DATA LISTING below:

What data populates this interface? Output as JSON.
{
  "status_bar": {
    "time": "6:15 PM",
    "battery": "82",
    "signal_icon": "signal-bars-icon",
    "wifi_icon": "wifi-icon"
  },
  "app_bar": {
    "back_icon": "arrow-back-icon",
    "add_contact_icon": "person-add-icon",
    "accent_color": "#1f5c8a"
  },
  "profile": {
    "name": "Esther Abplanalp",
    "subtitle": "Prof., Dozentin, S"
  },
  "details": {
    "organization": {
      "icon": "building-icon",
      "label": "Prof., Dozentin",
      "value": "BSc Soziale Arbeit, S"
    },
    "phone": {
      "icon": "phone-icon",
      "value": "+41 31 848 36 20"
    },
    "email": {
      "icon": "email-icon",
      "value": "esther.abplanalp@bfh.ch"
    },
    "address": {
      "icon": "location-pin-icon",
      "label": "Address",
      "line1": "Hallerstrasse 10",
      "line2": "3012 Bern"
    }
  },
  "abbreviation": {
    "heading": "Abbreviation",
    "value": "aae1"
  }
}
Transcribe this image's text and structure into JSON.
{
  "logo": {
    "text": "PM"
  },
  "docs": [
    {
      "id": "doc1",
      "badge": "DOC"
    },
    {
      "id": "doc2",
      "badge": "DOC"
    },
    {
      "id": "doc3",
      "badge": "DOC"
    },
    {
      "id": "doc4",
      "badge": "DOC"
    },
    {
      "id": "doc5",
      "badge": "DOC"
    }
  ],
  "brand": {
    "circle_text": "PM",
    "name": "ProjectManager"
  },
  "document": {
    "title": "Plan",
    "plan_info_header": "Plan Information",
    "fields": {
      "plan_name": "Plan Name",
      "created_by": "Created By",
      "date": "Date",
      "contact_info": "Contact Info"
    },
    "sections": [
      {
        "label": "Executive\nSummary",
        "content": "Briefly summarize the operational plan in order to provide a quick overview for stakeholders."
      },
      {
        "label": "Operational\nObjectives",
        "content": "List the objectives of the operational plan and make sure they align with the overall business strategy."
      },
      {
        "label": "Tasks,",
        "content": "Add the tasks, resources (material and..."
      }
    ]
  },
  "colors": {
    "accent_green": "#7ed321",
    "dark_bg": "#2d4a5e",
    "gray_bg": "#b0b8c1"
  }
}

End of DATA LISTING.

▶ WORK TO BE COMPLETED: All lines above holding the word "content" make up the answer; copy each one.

▶ EXERCISE RESULT:
        "content": "Briefly summarize the operational plan in order to provide a quick overview for stakeholders."
        "content": "List the objectives of the operational plan and make sure they align with the overall business strategy."
        "content": "Add the tasks, resources (material and..."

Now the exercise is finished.